Insurance coverage for healthcare can be a confusing and frustrating puzzle to figure out. This is especially true for lymphedema treatment and garments. Coverage for treatment has improved a great deal over the years, but now the difficulty lies in the high copays and deductibles.
Even though most insurances cover lymphedema therapy, they usually limit the number of visits that the patient can have per year, or even in a lifetime. Patients might also have different treatment allowances for occupational therapists and physical therapists for lymphedema treatment, so it is important to think about what their benefits include when planning their treatment. Because of this, garments become even more important to be able to teach the patient how to control their lymphedema and give them the tool to do so.
The only time Medicare will cover a compression garment is when a patient has a wound and is being treated by a physician. Otherwise, garments are not covered. If you have a secondary insurance, they may cover compression garments but you will need to get a Medicare denial first. If the patient has a supplement to their Medicare plan, they typically only cover the items Medicare will cover so compression garments will not be covered. Even though Medicare patients usually pay out of pocket, the CLT should still be involved in the decision making process for garment type and compression. All garments still need to be fit correctly for size by either the CLT or certified fitter.
Most private insurance companies will cover compression garments. Some companies will not cover stockings as they consider them “cosmetic” but will cover compression sleeves. Even if insurance does not cover compression stockings they do typically cover non-stretch garments or bandage alternative garments. Usually the patient will have a deductible to meet and then the garments are covered at a percentage until they meet their out of pocket maximum. At that point, garments are often covered at 100%. It is helpful for the patient to call their insurance company and find out this information. However, be aware that when they call for this information that each insurance company has different medical supply companies that they are contracted with to supply the compression garments. They can ask for a list, but not all or possibly none of the listed companies will carry compression garments or be able to order custom made garments. It is often best to call a medical supply company that deals mainly with lymphedema products. They will be able to tell you if they are in your patient’s network and if not, may be able to tell you which company is in network. Most of these companies will also work with the therapist and physician to get all the paperwork that is needed to obtain garments.
Breast Cancer Patients

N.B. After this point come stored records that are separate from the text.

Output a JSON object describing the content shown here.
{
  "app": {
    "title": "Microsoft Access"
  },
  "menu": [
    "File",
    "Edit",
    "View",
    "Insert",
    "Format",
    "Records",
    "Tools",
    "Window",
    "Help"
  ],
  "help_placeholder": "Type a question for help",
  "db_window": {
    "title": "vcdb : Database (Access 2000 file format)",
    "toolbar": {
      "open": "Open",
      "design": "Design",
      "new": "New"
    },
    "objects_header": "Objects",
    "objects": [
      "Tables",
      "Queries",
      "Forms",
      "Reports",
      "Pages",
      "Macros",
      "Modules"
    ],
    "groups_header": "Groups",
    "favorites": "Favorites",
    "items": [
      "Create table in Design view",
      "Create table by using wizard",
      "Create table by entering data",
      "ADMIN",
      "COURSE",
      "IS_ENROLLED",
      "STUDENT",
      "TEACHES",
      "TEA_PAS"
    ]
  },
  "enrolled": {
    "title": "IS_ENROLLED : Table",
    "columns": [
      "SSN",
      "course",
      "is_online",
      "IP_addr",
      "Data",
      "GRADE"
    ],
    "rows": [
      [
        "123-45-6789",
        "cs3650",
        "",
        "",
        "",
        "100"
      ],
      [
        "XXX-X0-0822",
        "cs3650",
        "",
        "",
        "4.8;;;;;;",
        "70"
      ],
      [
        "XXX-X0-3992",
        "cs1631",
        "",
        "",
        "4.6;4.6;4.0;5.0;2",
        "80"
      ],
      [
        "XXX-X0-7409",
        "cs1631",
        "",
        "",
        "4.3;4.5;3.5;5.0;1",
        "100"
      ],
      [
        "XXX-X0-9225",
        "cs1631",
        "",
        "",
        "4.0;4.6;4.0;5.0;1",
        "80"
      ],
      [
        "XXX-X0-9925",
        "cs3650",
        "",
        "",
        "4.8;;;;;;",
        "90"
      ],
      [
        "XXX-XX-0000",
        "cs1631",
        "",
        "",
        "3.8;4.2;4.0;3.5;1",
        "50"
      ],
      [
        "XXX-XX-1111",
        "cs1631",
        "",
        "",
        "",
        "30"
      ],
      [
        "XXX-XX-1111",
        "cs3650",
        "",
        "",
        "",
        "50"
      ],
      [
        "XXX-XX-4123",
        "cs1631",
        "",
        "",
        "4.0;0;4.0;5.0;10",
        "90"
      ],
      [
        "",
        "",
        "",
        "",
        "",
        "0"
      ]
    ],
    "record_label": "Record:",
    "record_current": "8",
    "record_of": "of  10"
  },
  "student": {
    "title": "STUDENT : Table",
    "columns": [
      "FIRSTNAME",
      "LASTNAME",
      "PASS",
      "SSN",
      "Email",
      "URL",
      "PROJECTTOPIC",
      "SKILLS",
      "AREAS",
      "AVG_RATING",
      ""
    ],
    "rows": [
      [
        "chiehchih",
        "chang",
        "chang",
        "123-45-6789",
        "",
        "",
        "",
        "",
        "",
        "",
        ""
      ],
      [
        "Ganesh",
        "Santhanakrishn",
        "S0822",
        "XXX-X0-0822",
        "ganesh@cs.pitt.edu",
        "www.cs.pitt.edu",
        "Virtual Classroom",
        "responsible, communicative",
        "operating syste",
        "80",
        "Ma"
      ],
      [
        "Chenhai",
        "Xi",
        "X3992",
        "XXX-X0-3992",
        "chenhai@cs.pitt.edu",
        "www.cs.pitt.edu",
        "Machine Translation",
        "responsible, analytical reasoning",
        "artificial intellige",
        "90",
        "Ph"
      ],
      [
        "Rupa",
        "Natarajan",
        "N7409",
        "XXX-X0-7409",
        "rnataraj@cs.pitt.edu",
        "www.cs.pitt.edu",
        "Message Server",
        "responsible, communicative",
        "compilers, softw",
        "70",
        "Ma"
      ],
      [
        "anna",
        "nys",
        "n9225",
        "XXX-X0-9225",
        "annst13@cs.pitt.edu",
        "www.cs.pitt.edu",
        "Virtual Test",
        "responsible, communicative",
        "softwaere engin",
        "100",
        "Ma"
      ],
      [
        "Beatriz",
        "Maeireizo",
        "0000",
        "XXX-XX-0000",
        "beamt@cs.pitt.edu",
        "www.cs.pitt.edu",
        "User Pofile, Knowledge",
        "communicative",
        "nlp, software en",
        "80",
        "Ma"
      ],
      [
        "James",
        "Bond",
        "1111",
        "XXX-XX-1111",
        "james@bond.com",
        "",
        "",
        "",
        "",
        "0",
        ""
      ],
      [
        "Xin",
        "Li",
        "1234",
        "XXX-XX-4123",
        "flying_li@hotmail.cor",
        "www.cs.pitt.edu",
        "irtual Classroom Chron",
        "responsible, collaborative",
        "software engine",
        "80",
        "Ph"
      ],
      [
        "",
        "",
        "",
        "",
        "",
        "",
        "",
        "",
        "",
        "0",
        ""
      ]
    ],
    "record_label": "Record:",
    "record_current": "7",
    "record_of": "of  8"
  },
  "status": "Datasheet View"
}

We all know that prevention is an important part of our health. Recently there has been a move toward a more preventative approach to treating breast cancer patients. Studies have shown that if a breast cancer patient is evaluated early on in their journey, and then monitored through their treatment and after, there is a chance to prevent or lessen some of the problems such as lymphedema and range of motion issues. Educating patients about these issues and seeking early treatment has also proven to be cost effective for the patient and healthcare system. This preventative approach relies on referral of the patient shortly after diagnosis. This can be tricky if the patient does not present with a problem or complaint as far as a diagnosis for therapy reimbursement. Some clinics have reported luck with using a breast cancer code to cover these visits. They are usually one-time evaluations to get baseline measurements for the patient and to educate the patient about lymphedema prevention and exercises to maintain motion and strength throughout their treatment.